So as my youth saw TV stars placed on a pedestal by their simple appearance, it appears now that just being on TV is not the only criteria for worship. The pedestal has been lowered and it now serves as incentive rather than a barrier. If they can do it, anybody can. I could contribute some stimulating content; or I could own a wacky store or have a wacky family. Ultimately, I am non-plussed about the easing of the difficulty of getting on TV. Instead of honouring them, the inverse is now present. Being on TV can be shameful. Simply getting on is no longer the goal to achieve respect. I still hold out for the sanctity of TV. Although, I can see a day in the not too distant future where the only thing better than being on TV is not being on TV.

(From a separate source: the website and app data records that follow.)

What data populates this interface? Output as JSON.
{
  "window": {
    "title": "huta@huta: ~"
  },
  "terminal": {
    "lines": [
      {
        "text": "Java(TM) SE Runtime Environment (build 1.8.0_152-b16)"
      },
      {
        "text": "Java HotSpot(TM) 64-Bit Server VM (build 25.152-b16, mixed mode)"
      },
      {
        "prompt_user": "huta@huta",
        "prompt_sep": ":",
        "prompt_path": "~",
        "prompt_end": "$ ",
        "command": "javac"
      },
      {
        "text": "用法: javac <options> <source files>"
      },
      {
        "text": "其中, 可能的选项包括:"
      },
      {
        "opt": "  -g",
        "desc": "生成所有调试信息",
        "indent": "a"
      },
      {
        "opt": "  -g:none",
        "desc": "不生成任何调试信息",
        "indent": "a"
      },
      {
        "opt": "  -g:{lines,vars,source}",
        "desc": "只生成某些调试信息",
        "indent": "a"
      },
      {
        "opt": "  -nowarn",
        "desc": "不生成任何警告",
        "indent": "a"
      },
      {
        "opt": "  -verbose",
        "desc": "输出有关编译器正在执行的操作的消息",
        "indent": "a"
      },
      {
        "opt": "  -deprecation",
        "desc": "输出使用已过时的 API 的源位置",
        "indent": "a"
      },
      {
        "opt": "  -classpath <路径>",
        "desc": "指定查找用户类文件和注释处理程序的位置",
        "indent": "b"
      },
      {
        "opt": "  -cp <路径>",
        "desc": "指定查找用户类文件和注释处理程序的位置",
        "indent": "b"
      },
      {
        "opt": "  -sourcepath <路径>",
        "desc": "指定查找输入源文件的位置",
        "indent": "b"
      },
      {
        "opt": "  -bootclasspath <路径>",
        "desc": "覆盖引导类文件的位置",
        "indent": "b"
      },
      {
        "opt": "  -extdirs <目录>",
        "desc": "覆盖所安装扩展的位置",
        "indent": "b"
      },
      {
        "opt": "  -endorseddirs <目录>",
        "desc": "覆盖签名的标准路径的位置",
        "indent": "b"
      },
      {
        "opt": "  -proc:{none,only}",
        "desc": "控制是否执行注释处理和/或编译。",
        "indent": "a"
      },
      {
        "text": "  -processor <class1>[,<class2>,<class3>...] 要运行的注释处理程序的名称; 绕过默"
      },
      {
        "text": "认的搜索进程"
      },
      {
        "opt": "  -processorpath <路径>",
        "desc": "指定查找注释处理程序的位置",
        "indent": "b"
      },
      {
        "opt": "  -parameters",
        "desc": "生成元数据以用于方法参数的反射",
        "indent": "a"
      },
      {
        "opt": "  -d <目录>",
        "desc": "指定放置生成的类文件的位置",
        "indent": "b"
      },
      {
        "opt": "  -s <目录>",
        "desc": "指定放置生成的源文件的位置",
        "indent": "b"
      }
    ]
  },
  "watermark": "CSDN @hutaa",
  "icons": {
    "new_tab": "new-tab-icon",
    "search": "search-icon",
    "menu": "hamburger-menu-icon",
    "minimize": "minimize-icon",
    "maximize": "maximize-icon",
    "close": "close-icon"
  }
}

Raphael Saray is a writer/one-time extreme sports announcer whose latest production, XHL, is premiering at the 2014 Winnipeg Fringe Festival.